* WHAT IS REQUIRED:
Word for word, copy out the data below, omitting pictures.

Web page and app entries
---+---

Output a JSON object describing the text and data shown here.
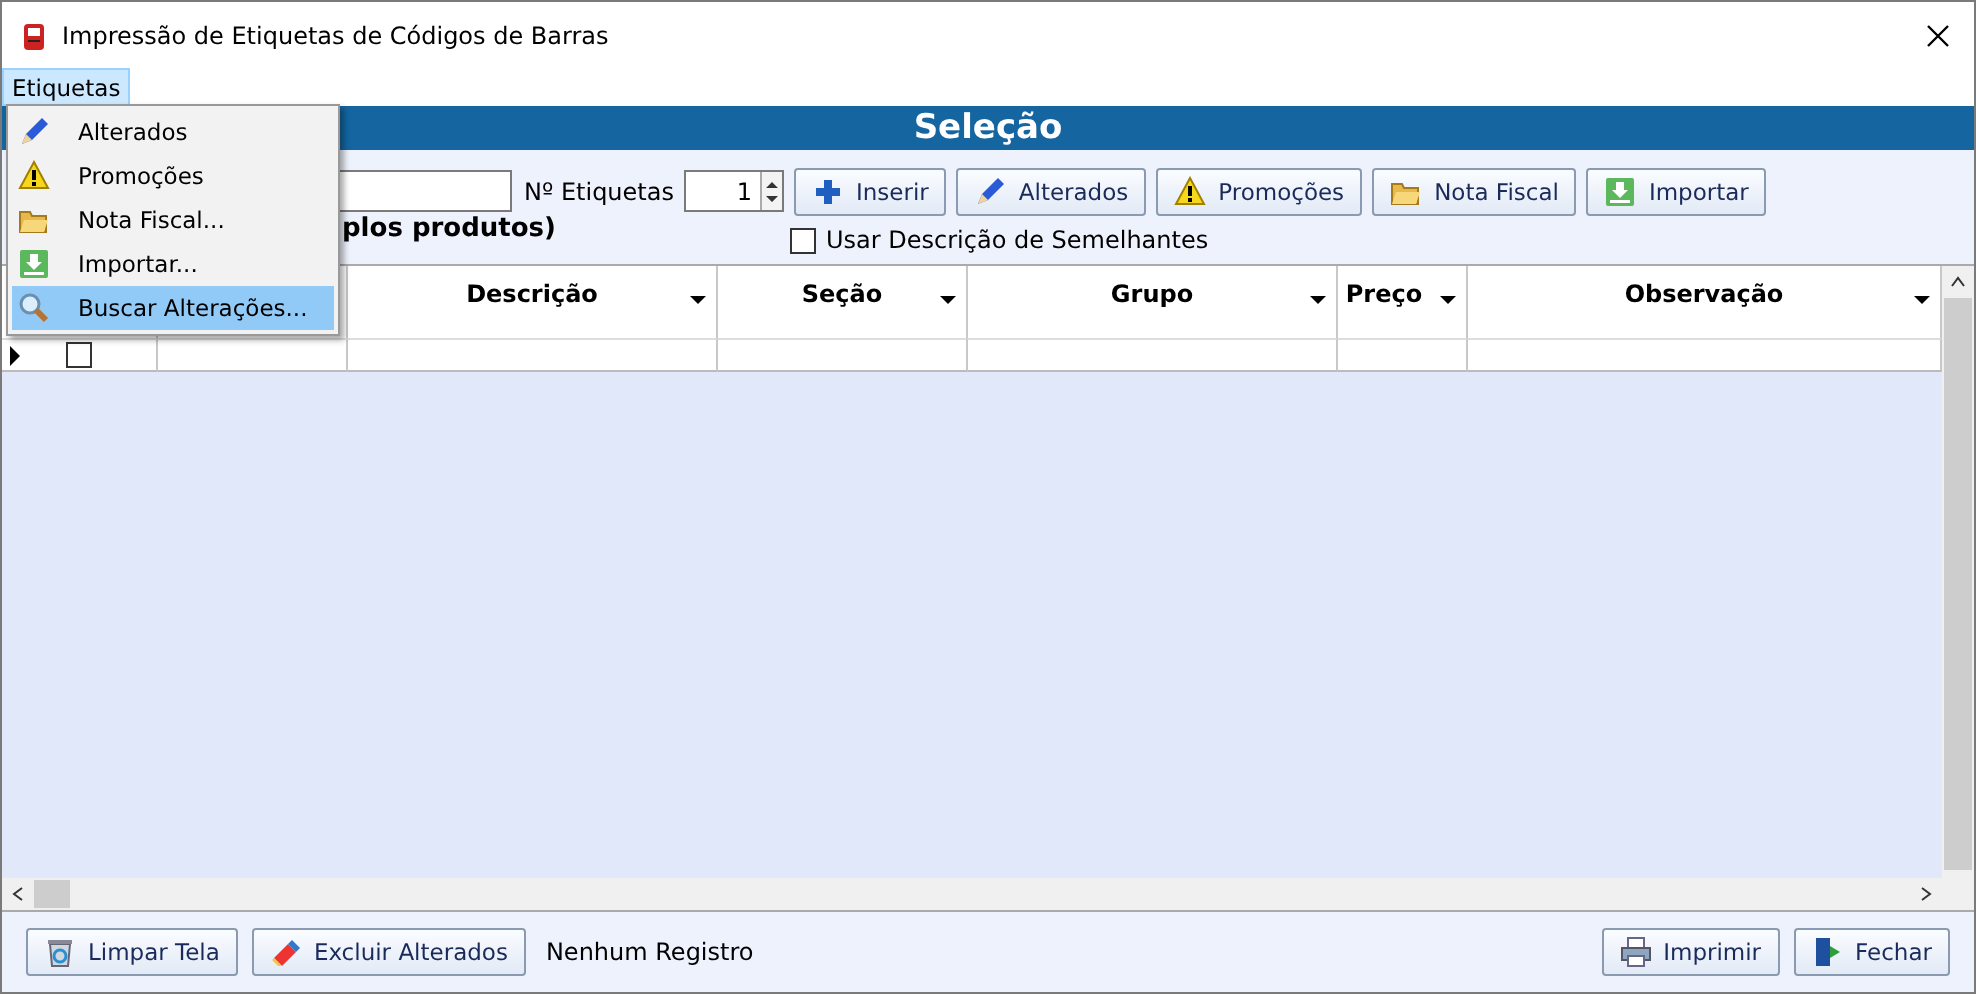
{
  "window": {
    "title": "Impressão de Etiquetas de Códigos de Barras"
  },
  "menu_bar": [
    {
      "label": "Etiquetas",
      "selected": true
    }
  ],
  "dropdown": [
    {
      "label": "Alterados",
      "kind": "pencil",
      "selected": false
    },
    {
      "label": "Promoções",
      "kind": "warning",
      "selected": false
    },
    {
      "label": "Nota Fiscal...",
      "kind": "folder",
      "selected": false
    },
    {
      "label": "Importar...",
      "kind": "download",
      "selected": false
    },
    {
      "label": "Buscar Alterações...",
      "kind": "search",
      "selected": true
    }
  ],
  "header": {
    "title": "Seleção"
  },
  "toolbar": {
    "hint": "plos produtos)",
    "quantity_label": "Nº Etiquetas",
    "quantity": "1",
    "buttons": [
      {
        "label": "Inserir",
        "kind": "plus"
      },
      {
        "label": "Alterados",
        "kind": "pencil"
      },
      {
        "label": "Promoções",
        "kind": "warning"
      },
      {
        "label": "Nota Fiscal",
        "kind": "folder"
      },
      {
        "label": "Importar",
        "kind": "download"
      }
    ],
    "similar": {
      "label": "Usar Descrição de Semelhantes",
      "checked": false
    }
  },
  "grid": {
    "columns": [
      {
        "label": "Descrição"
      },
      {
        "label": "Seção"
      },
      {
        "label": "Grupo"
      },
      {
        "label": "Preço"
      },
      {
        "label": "Observação"
      }
    ],
    "rows": [
      {
        "checked": false
      }
    ]
  },
  "bottom": {
    "left_buttons": [
      {
        "label": "Limpar Tela",
        "kind": "recycle"
      },
      {
        "label": "Excluir Alterados",
        "kind": "eraser"
      }
    ],
    "status": "Nenhum Registro",
    "right_buttons": [
      {
        "label": "Imprimir",
        "kind": "printer"
      },
      {
        "label": "Fechar",
        "kind": "exit"
      }
    ]
  }
}
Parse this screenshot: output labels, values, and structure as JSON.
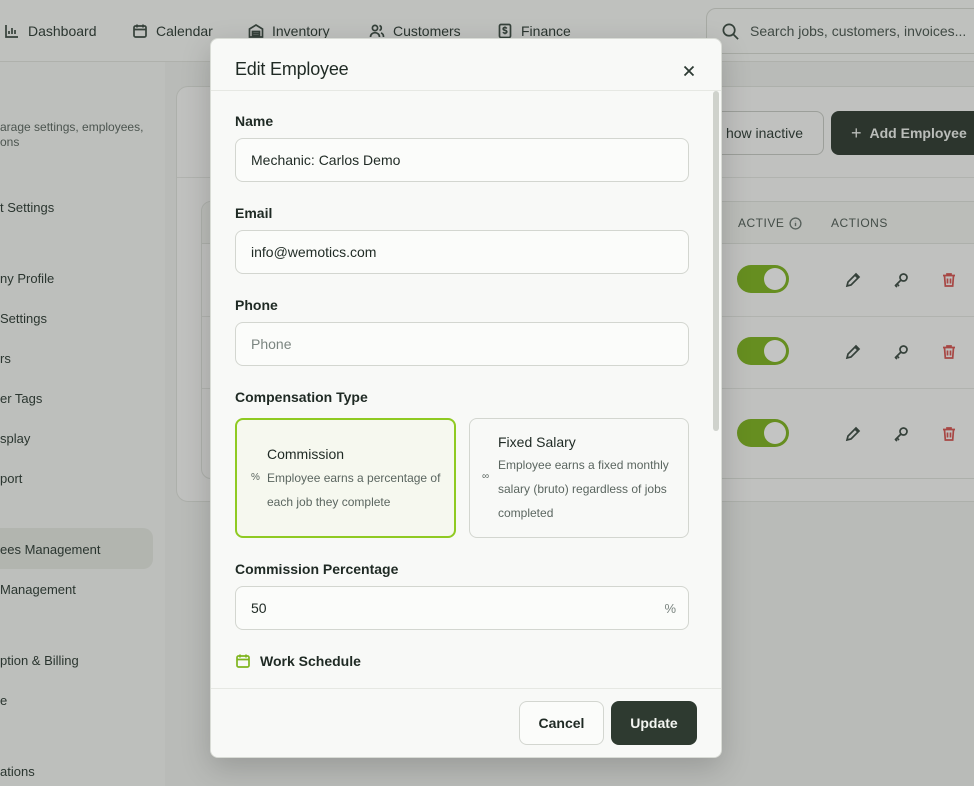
{
  "nav": {
    "items": [
      {
        "label": "Dashboard",
        "icon": "chart-icon"
      },
      {
        "label": "Calendar",
        "icon": "calendar-icon"
      },
      {
        "label": "Inventory",
        "icon": "warehouse-icon"
      },
      {
        "label": "Customers",
        "icon": "users-icon"
      },
      {
        "label": "Finance",
        "icon": "dollar-file-icon"
      }
    ],
    "search_placeholder": "Search jobs, customers, invoices..."
  },
  "sidebar": {
    "description_line1": "arage settings, employees,",
    "description_line2": "ons",
    "items": [
      "t Settings",
      "ny Profile",
      "Settings",
      "rs",
      "er Tags",
      "splay",
      "port",
      "ees Management",
      "Management",
      "ption & Billing",
      "e",
      "ations"
    ],
    "active_item": "ees Management"
  },
  "panel": {
    "show_inactive_label": "how inactive",
    "add_employee_label": "Add Employee",
    "columns": [
      "ACTIVE",
      "ACTIONS"
    ],
    "rows_active": [
      true,
      true,
      true
    ]
  },
  "modal": {
    "title": "Edit Employee",
    "name_label": "Name",
    "name_value": "Mechanic: Carlos Demo",
    "email_label": "Email",
    "email_value": "info@wemotics.com",
    "phone_label": "Phone",
    "phone_placeholder": "Phone",
    "comp_type_label": "Compensation Type",
    "comp_options": [
      {
        "title": "Commission",
        "symbol": "%",
        "desc_lines": [
          "Employee earns a percentage of",
          "each job they complete"
        ],
        "selected": true
      },
      {
        "title": "Fixed Salary",
        "symbol": "∞",
        "desc_lines": [
          "Employee earns a fixed monthly",
          "salary (bruto) regardless of jobs",
          "completed"
        ],
        "selected": false
      }
    ],
    "commission_label": "Commission Percentage",
    "commission_value": "50",
    "commission_suffix": "%",
    "schedule_label": "Work Schedule",
    "cancel_label": "Cancel",
    "update_label": "Update"
  },
  "colors": {
    "accent_green": "#7fb51e",
    "dark_button": "#2e3a30",
    "danger": "#d9534f"
  }
}
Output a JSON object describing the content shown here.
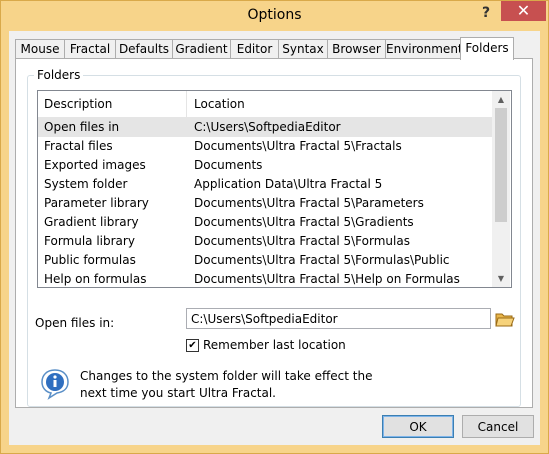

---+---

* SOLUTION:
Output a JSON object describing the text and data shown here.
{
  "window": {
    "title": "Impressão de Etiquetas de Códigos de Barras"
  },
  "menu_bar": [
    {
      "label": "Etiquetas",
      "selected": true
    }
  ],
  "dropdown": [
    {
      "label": "Alterados",
      "kind": "pencil",
      "selected": false
    },
    {
      "label": "Promoções",
      "kind": "warning",
      "selected": false
    },
    {
      "label": "Nota Fiscal...",
      "kind": "folder",
      "selected": false
    },
    {
      "label": "Importar...",
      "kind": "download",
      "selected": false
    },
    {
      "label": "Buscar Alterações...",
      "kind": "search",
      "selected": true
    }
  ],
  "header": {
    "title": "Seleção"
  },
  "toolbar": {
    "hint": "plos produtos)",
    "quantity_label": "Nº Etiquetas",
    "quantity": "1",
    "buttons": [
      {
        "label": "Inserir",
        "kind": "plus"
      },
      {
        "label": "Alterados",
        "kind": "pencil"
      },
      {
        "label": "Promoções",
        "kind": "warning"
      },
      {
        "label": "Nota Fiscal",
        "kind": "folder"
      },
      {
        "label": "Importar",
        "kind": "download"
      }
    ],
    "similar": {
      "label": "Usar Descrição de Semelhantes",
      "checked": false
    }
  },
  "grid": {
    "columns": [
      {
        "label": "Descrição"
      },
      {
        "label": "Seção"
      },
      {
        "label": "Grupo"
      },
      {
        "label": "Preço"
      },
      {
        "label": "Observação"
      }
    ],
    "rows": [
      {
        "checked": false
      }
    ]
  },
  "bottom": {
    "left_buttons": [
      {
        "label": "Limpar Tela",
        "kind": "recycle"
      },
      {
        "label": "Excluir Alterados",
        "kind": "eraser"
      }
    ],
    "status": "Nenhum Registro",
    "right_buttons": [
      {
        "label": "Imprimir",
        "kind": "printer"
      },
      {
        "label": "Fechar",
        "kind": "exit"
      }
    ]
  }
}
Parse this screenshot: output labels, values, and structure as JSON.
{
  "nav": {
    "items": [
      {
        "label": "Dashboard",
        "icon": "chart-icon"
      },
      {
        "label": "Calendar",
        "icon": "calendar-icon"
      },
      {
        "label": "Inventory",
        "icon": "warehouse-icon"
      },
      {
        "label": "Customers",
        "icon": "users-icon"
      },
      {
        "label": "Finance",
        "icon": "dollar-file-icon"
      }
    ],
    "search_placeholder": "Search jobs, customers, invoices..."
  },
  "sidebar": {
    "description_line1": "arage settings, employees,",
    "description_line2": "ons",
    "items": [
      "t Settings",
      "ny Profile",
      "Settings",
      "rs",
      "er Tags",
      "splay",
      "port",
      "ees Management",
      "Management",
      "ption & Billing",
      "e",
      "ations"
    ],
    "active_item": "ees Management"
  },
  "panel": {
    "show_inactive_label": "how inactive",
    "add_employee_label": "Add Employee",
    "columns": [
      "ACTIVE",
      "ACTIONS"
    ],
    "rows_active": [
      true,
      true,
      true
    ]
  },
  "modal": {
    "title": "Edit Employee",
    "name_label": "Name",
    "name_value": "Mechanic: Carlos Demo",
    "email_label": "Email",
    "email_value": "info@wemotics.com",
    "phone_label": "Phone",
    "phone_placeholder": "Phone",
    "comp_type_label": "Compensation Type",
    "comp_options": [
      {
        "title": "Commission",
        "symbol": "%",
        "desc_lines": [
          "Employee earns a percentage of",
          "each job they complete"
        ],
        "selected": true
      },
      {
        "title": "Fixed Salary",
        "symbol": "∞",
        "desc_lines": [
          "Employee earns a fixed monthly",
          "salary (bruto) regardless of jobs",
          "completed"
        ],
        "selected": false
      }
    ],
    "commission_label": "Commission Percentage",
    "commission_value": "50",
    "commission_suffix": "%",
    "schedule_label": "Work Schedule",
    "cancel_label": "Cancel",
    "update_label": "Update"
  },
  "colors": {
    "accent_green": "#7fb51e",
    "dark_button": "#2e3a30",
    "danger": "#d9534f"
  }
}
Output a JSON object describing the content shown here.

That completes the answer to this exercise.